Uptake in pre-exposure prophylaxis (PrEP) could significantly affect the rate of new HIV diagnoses, according to a recent study published in theJournal of Acquired Immune Deficiency Syndromes.
The study suggests that if one-quarter of men who have sex with men (MSM) started PrEP with emtricitabine/tenofovir (Truvada), approximately 30% of new HIV cases would be mitigated.
In the study, the authors created a 10,000-person model of high-risk MSM to determine how varying levels of PrEP uptake would affect new diagnoses.
Significantly, if the model was implemented in the real-world, the United States would surpass the National HIV/AIDS Strategy—to reduce new infections 25% by 2020, according to the study.
The researchers investigated whether daily use of PrEP
would affect transmission. They found that PrEP uptake in any percentage of high-risk patients would result in an increased rate of HIV prevention, according to the study.
“We know that PrEP is highly effective at preventing HIV infection, what we don’t know is how much of an impact it will have at the population level considering the numerous behavioral strategies that men use to prevent infection,” said researcher Michael T. LeVasseur, PhD. “This study attempts to answer this question and future work with this model will attempt to identify specific strategies that will work best to stop the transmission of HIV.”
The authors also examined the efficacy of other HIV prevention methods on their own or in combination. Specifically, they analyzed condom use, seroadaptive behaviors, and treatment as prevention.
Included in the analysis were data modeled after a 10,000-person population including urban, non-monogamous MSM at a high risk of contracting HIV. Approximately 19% of the overall population were HIV-positive, with 44% unaware or their status. Another 36% of HIV-negative patients were not tested for HIV within the previous year.
When PrEP was the only preventive therapy used by 1% of HIV-negative patients, 1.6% of infections were mitigated. Notably, when 25% of the HIV-negative population used PrEP, 30.7% of infections were prevented, according to the study.
Condom use as the only prevention method averted 48.8% of new HIV infections, while seroadaptive behaviors averted 37.7% of infections. Treatment as prevention was also observed to reduce new infections by 27.1%, according to the study.
The authors found that when all 3 prevention methods were combined, 72.2% of new infections were inhibited.
“PrEP is just another ‘tool in the toolbox’ for HIV prevention, but it is an important one,” Dr LeVasseur said. “PrEP can empower individuals who are in relationships where one person has HIV and the other doesn’t. It can also ease anxieties around HIV testing, as well as enhance sexual intimacy.”
However, the researchers noted that PrEP use among high-risk individuals is low.

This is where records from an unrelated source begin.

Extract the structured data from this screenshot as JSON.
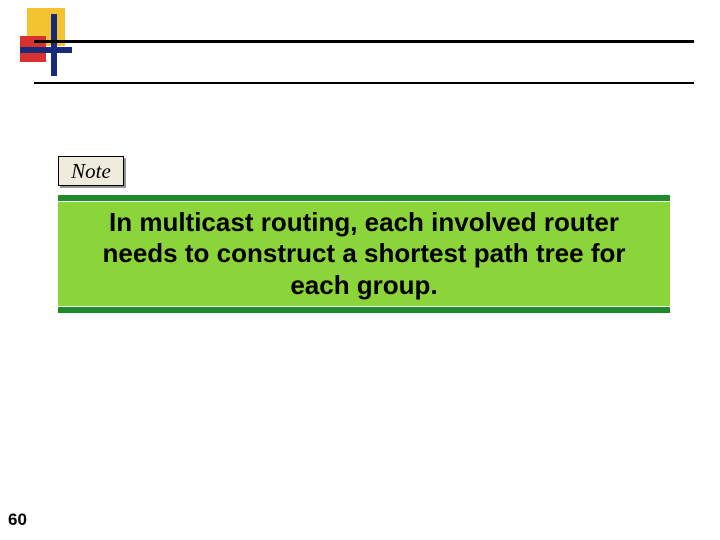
{
  "note": {
    "label": "Note"
  },
  "content": {
    "text": "In multicast routing, each involved router needs to construct a shortest path tree for each group."
  },
  "page": {
    "number": "60"
  }
}
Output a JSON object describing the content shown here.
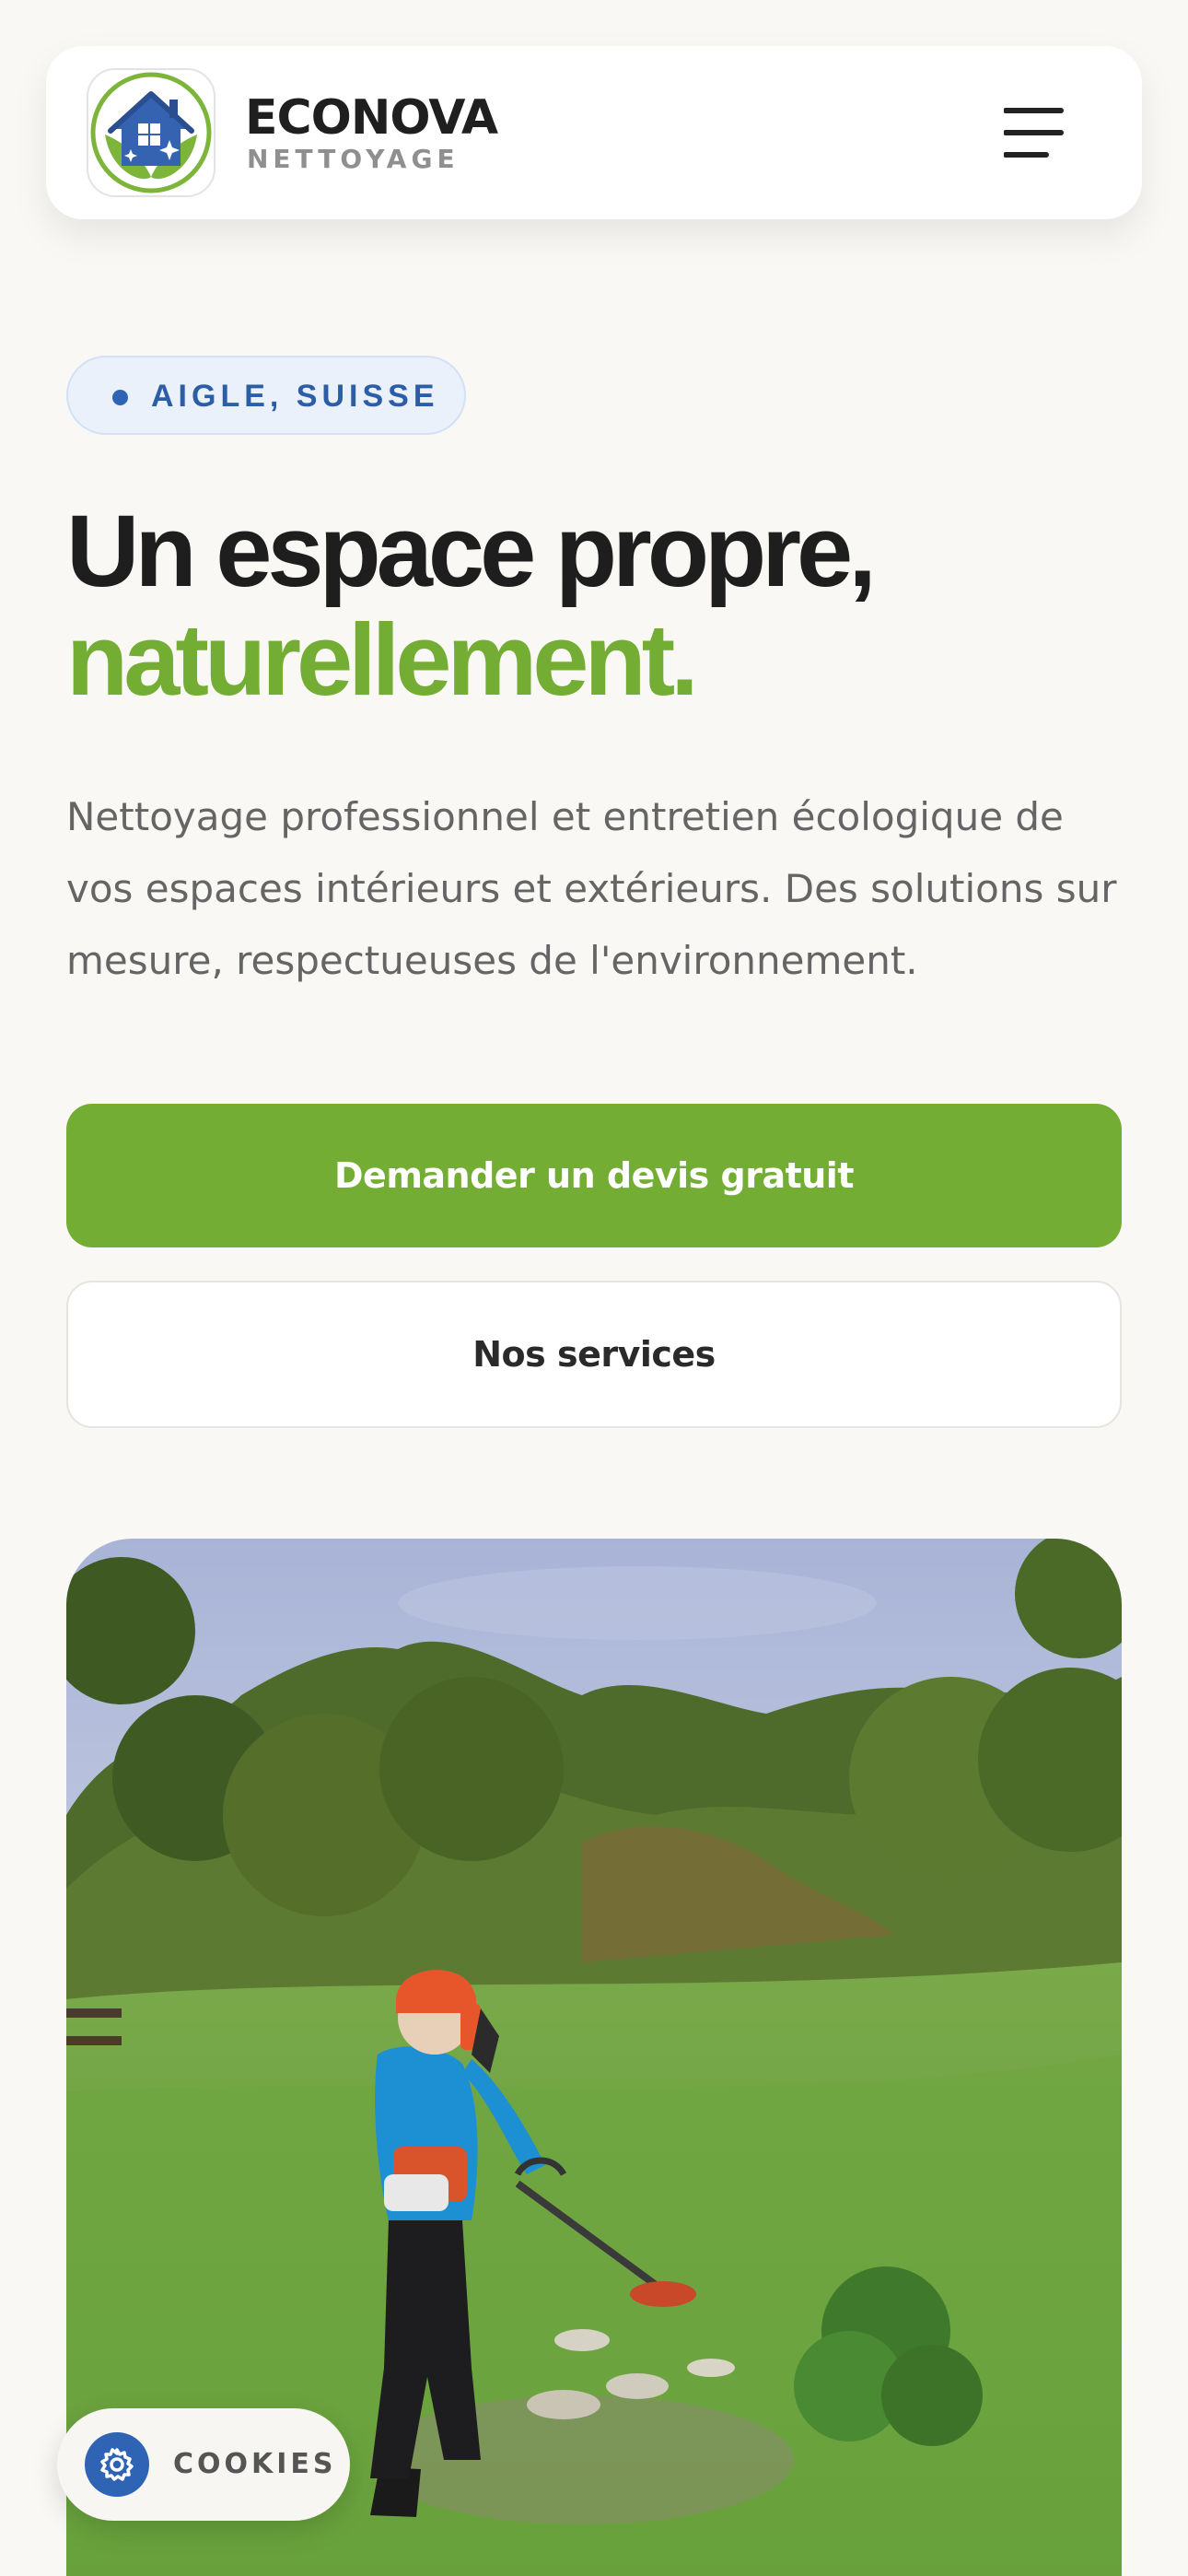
{
  "header": {
    "logo_icon": "house-leaf-logo-icon",
    "brand_name": "ECONOVA",
    "brand_subtitle": "NETTOYAGE",
    "menu_icon": "hamburger-menu-icon"
  },
  "hero": {
    "location_badge": "AIGLE, SUISSE",
    "title_line1": "Un espace propre,",
    "title_line2": "naturellement.",
    "description": "Nettoyage professionnel et entretien écologique de vos espaces intérieurs et extérieurs. Des solutions sur mesure, respectueuses de l'environnement.",
    "primary_cta": "Demander un devis gratuit",
    "secondary_cta": "Nos services",
    "photo": "photo of a gardener trimming grass with a string trimmer in a green garden"
  },
  "cookie_banner": {
    "label": "COOKIES",
    "icon": "cookie-settings-icon"
  },
  "colors": {
    "brand_green": "#74ad34",
    "brand_blue": "#2f64b4",
    "background": "#f9f8f5",
    "text_dark": "#1e1e1e",
    "text_muted": "#656565"
  }
}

“It’s probably low because of a lack of knowledge among patients, as well as providers, coupled with high costs,” LeVasseur said.
Additionally, high costs may be a concern for patient adherence to PrEP, despite manufacturer discounts and insurer coverage, according to the authors.
These findings show that PrEP has the potential to decrease HIV cases and can increase testing for sexually transmitted infections, in addition to alleviating concerns among MSM, according to the study.
“Many men who have sex with men have felt significant anxiety around sexual intimacy due to fear of HIV infection, even with condom use, frequent HIV testing and seroadaptive techniques,” Dr LeVasseur said. “Highlighting how effective these prevention methods are would certainly lead to an increase in PrEP uptake and easing of the mind.”